## Exercise objective
Where a line contains the word "icon", copy that line from the records below.

Items from an interface collection:
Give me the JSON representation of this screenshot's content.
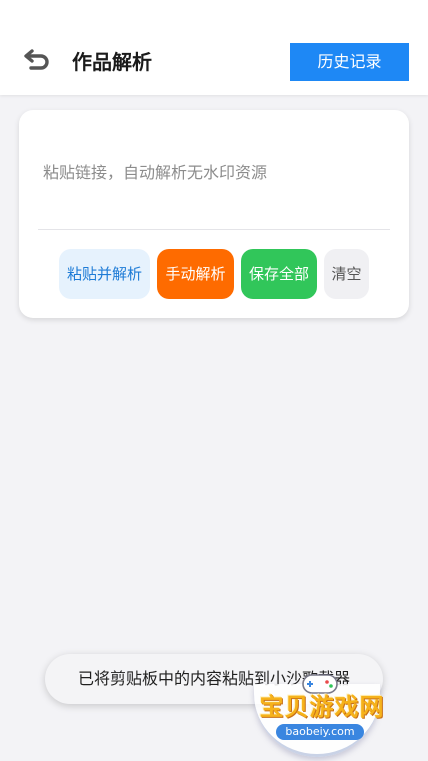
{
  "header": {
    "title": "作品解析",
    "history_label": "历史记录",
    "back_icon": "undo-back-arrow-icon"
  },
  "card": {
    "link_input": {
      "value": "",
      "placeholder": "粘贴链接，自动解析无水印资源"
    },
    "actions": {
      "paste_parse": "粘贴并解析",
      "manual_parse": "手动解析",
      "save_all": "保存全部",
      "clear": "清空"
    }
  },
  "toast": {
    "message": "已将剪贴板中的内容粘贴到小沙歌载器"
  },
  "watermark": {
    "logo_text": "宝贝游戏网",
    "url": "baobeiy.com",
    "icon": "gamepad-icon"
  },
  "colors": {
    "history_button": "#1e88f5",
    "paste_parse_bg": "#e6f2fd",
    "paste_parse_text": "#1d7bd6",
    "manual_parse_bg": "#fe6b00",
    "save_all_bg": "#31c65a",
    "clear_bg": "#f0f0f3",
    "page_bg": "#f3f3f6"
  }
}
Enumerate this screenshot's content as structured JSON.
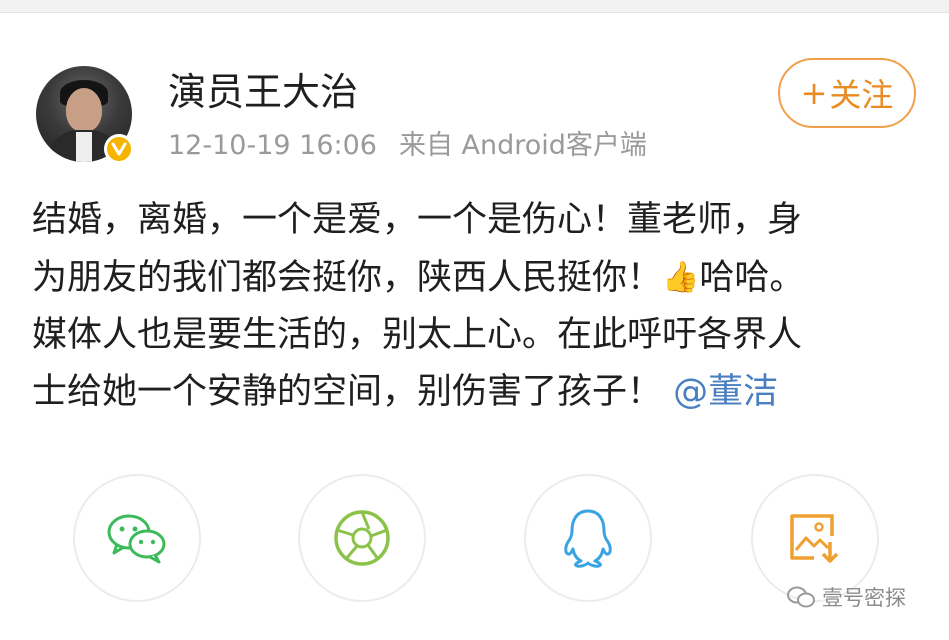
{
  "post": {
    "author": "演员王大治",
    "timestamp": "12-10-19 16:06",
    "source": "来自 Android客户端",
    "follow_label": "关注",
    "follow_plus": "+",
    "lines": {
      "l1": "结婚，离婚，一个是爱，一个是伤心！董老师，身",
      "l2a": "为朋友的我们都会挺你，陕西人民挺你！",
      "l2b": "哈哈。",
      "l3": "媒体人也是要生活的，别太上心。在此呼吁各界人",
      "l4a": "士给她一个安静的空间，别伤害了孩子！",
      "mention": "@董洁"
    },
    "emoji_thumb": "👍"
  },
  "share": {
    "items": [
      "wechat-icon",
      "moments-icon",
      "qq-icon",
      "save-image-icon"
    ]
  },
  "watermark": {
    "text": "壹号密探"
  },
  "colors": {
    "accent_orange": "#ea8a22",
    "mention_blue": "#4a7fc1",
    "wechat_green": "#3dbb5a",
    "moments_green": "#8bc34a",
    "qq_blue": "#3aa3e3",
    "save_orange": "#f0a030",
    "verified_gold": "#f5b400"
  }
}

## Written answer
    "back_icon": "undo-back-arrow-icon"
    "icon": "gamepad-icon"
      "wechat-icon",
      "moments-icon",
      "qq-icon",
      "save-image-icon"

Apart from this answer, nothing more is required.